Hello everyone. This is my first post on the forum. I’m an experienced computer / PLC programmer, but my experience with microcontrollers and my understanding of electronics is rather limited.

I’m working on a project with the Fastled library and I’m controlling a Neopixel string over a digital output pin. The leds are 12V powered with a 5V control signal (WS2815). The sketch I made was working flawless on an Arduino Uno on pin 6. I now switched to an Arduino Nano 33 IOT and when using 12V (same as the ledstrip) on the Vin pin the leds are not lighting up in the correct way. I presume the 12V is converted to 3.3V on the output pin and that is what is causing the issue.

However, if I power the Nano 33 iot over the usb interface then the control signal to the LED’s is working spotless. Does this mean that when connected to the USB power source the output pins are supplied with the full 5V from the USB?

If the above is correct, then I would be happy to receive some suggestion how I could power the Arduino from the 12V DC power supply while being able to control the LED’s.

Welcome to the forum

The supply voltage for the SAMD21 microcontroller on the Arduino Nano 33 IoT is regulated to 3.3V (that is what the 33 in the name comes from).

The output HIGH signal for a digital pin will always be slightly lower than the supply voltage (Vcc). The output low voltage will be zero volt.
For input the voltage will be a range (check datasheet for exact values). For instance LOW signal will be detected from 0V to 0.3Vcc (0.99V) and HIGH signal will be from 0.55Vcc(1.8V) to 3.3V. Input voltages from 1V to 1.8V are forbidden because the result (LOW or HIGH) is unpredictable. These factors a different for every device (see datasheet I/O Pin Characteristics).

The same is true for a 5V device. The range will be different. Now when you connect a 3.3V device to a 5V device there are 4 cases.

5V device LOW (0V) to 3.3V device (0V) -> OK
3.3V device LOW (0V) to 5V device (0V) -> OK
5V device HIGH (5V) to 3.3V device (max 3.3V) -> damages the 3.3V device
3V device HIGH (3.3V) to 5V device (min 3.5V) -> signal too low, sometimes it works sometimes it will not

To solve this, you need a level shifter or logic level converter. The exact solution depends on the application. You can build one using a transistor because you have only one pin and one direction. You can also simply get a little module (even from Amazon) that can have multiple channels and both directions. This would be used if you have a bus e.g., SPI or I2C or little motor controller ...

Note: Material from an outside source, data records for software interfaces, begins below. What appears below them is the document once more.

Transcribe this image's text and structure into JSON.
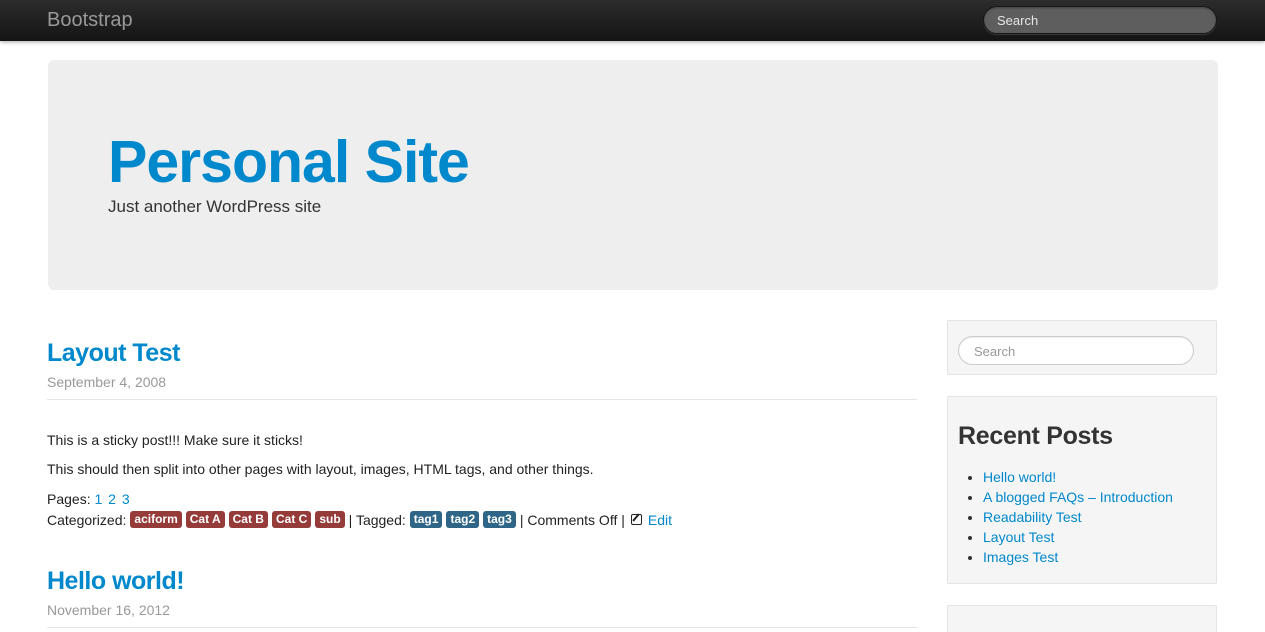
{
  "navbar": {
    "brand": "Bootstrap",
    "search_placeholder": "Search"
  },
  "hero": {
    "title": "Personal Site",
    "subtitle": "Just another WordPress site"
  },
  "posts": [
    {
      "title": "Layout Test",
      "date": "September 4, 2008",
      "paragraphs": [
        "This is a sticky post!!! Make sure it sticks!",
        "This should then split into other pages with layout, images, HTML tags, and other things."
      ],
      "pages_label": "Pages:",
      "pages": [
        "1",
        "2",
        "3"
      ],
      "categorized_label": "Categorized:",
      "categories": [
        "aciform",
        "Cat A",
        "Cat B",
        "Cat C",
        "sub"
      ],
      "tagged_label": "| Tagged:",
      "tags": [
        "tag1",
        "tag2",
        "tag3"
      ],
      "comments": "| Comments Off |",
      "edit_label": "Edit"
    },
    {
      "title": "Hello world!",
      "date": "November 16, 2012"
    }
  ],
  "sidebar": {
    "search_placeholder": "Search",
    "recent_posts": {
      "heading": "Recent Posts",
      "items": [
        "Hello world!",
        "A blogged FAQs – Introduction",
        "Readability Test",
        "Layout Test",
        "Images Test"
      ]
    }
  },
  "colors": {
    "link": "#0088cc",
    "category_label": "#953b39",
    "tag_label": "#2f6688",
    "hero_bg": "#eeeeee"
  }
}
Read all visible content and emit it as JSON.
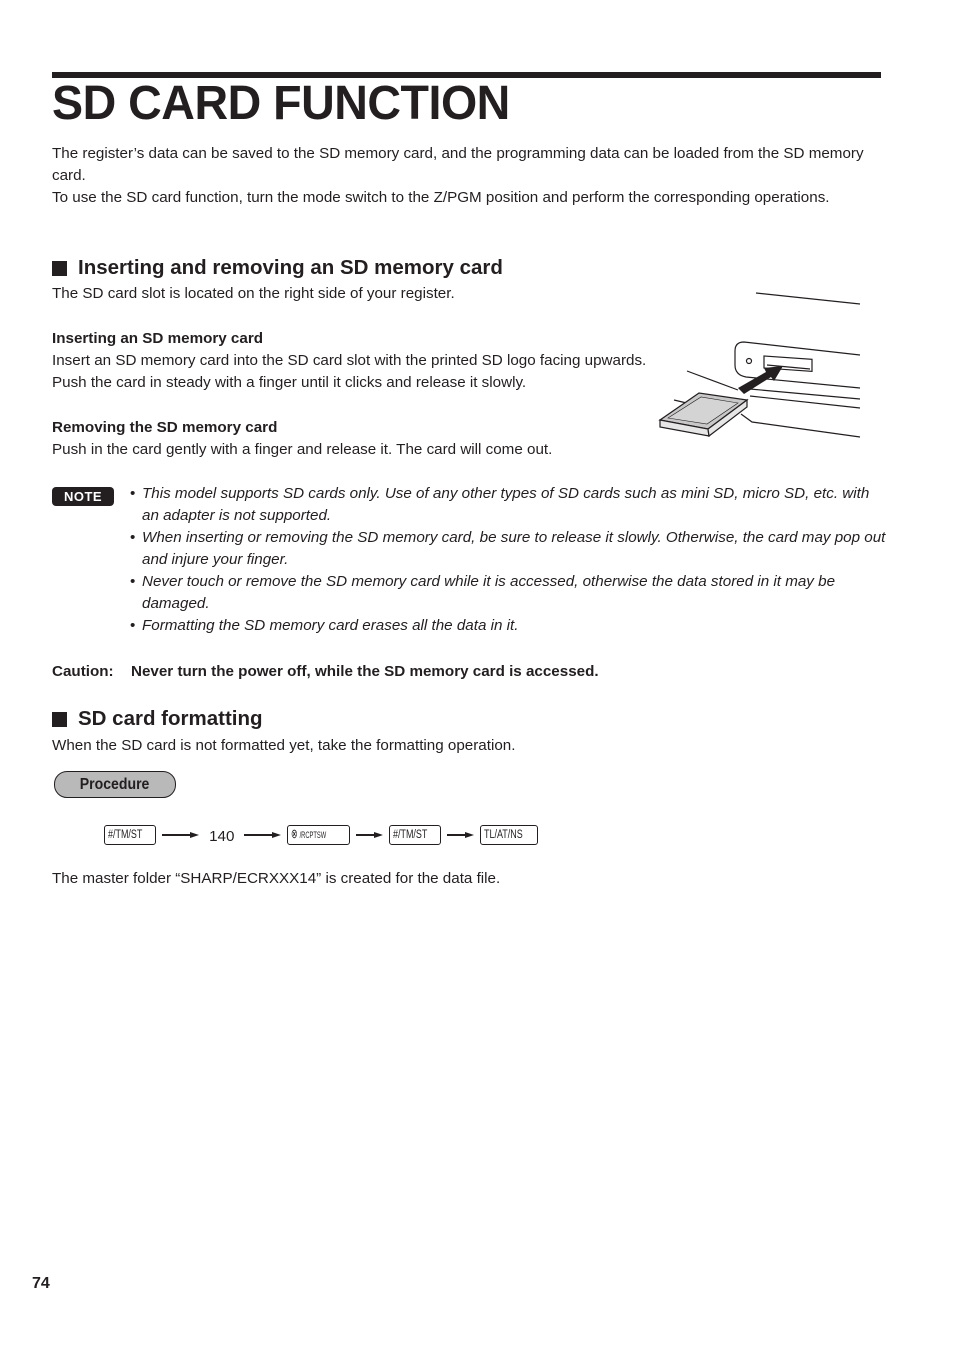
{
  "page": {
    "title": "SD CARD FUNCTION",
    "page_number": "74"
  },
  "intro": {
    "line1": "The register’s data can be saved to the SD memory card, and the programming data can be loaded from the SD memory card.",
    "line2": "To use the SD card function, turn the mode switch to the Z/PGM position and perform the corresponding operations."
  },
  "section_insert_remove": {
    "heading": "Inserting and removing an SD memory card",
    "slot_text": "The SD card slot is located on the right side of your register.",
    "inserting": {
      "heading": "Inserting an SD memory card",
      "text": "Insert an SD memory card into the SD card slot with the printed SD logo facing upwards. Push the card in steady with a finger until it clicks and release it slowly."
    },
    "removing": {
      "heading": "Removing the SD memory card",
      "text": "Push in the card gently with a finger and release it. The card will come out."
    },
    "illustration": "sd-card-insertion-illustration"
  },
  "note": {
    "badge": "NOTE",
    "items": [
      "This model supports SD cards only. Use of any other types of SD cards such as mini SD, micro SD, etc. with an adapter is not supported.",
      "When inserting or removing the SD memory card, be sure to release it slowly. Otherwise, the card may pop out and injure your finger.",
      "Never touch or remove the SD memory card while it is accessed, otherwise the data stored in it may be damaged.",
      "Formatting the SD memory card erases all the data in it."
    ]
  },
  "caution": {
    "label": "Caution:",
    "text": "Never turn the power off, while the SD memory card is accessed."
  },
  "section_formatting": {
    "heading": "SD card formatting",
    "text": "When the SD card is not formatted yet, take the formatting operation.",
    "procedure_label": "Procedure",
    "sequence": {
      "key1": "#/TM/ST",
      "number": "140",
      "key2_symbol": "⊗",
      "key2_text": "/RCPTSW",
      "key3": "#/TM/ST",
      "key4": "TL/AT/NS"
    },
    "result_text": "The master folder “SHARP/ECRXXX14” is created for the data file."
  }
}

nikic:
Does this mean that when connected to the USB power source the output pins are supplied with the full 5V from the USB?

Nope. You are just lucky in one case. The voltage conversion from 5V to 3.3V and from 12V result in slightly different supply voltages and ripple.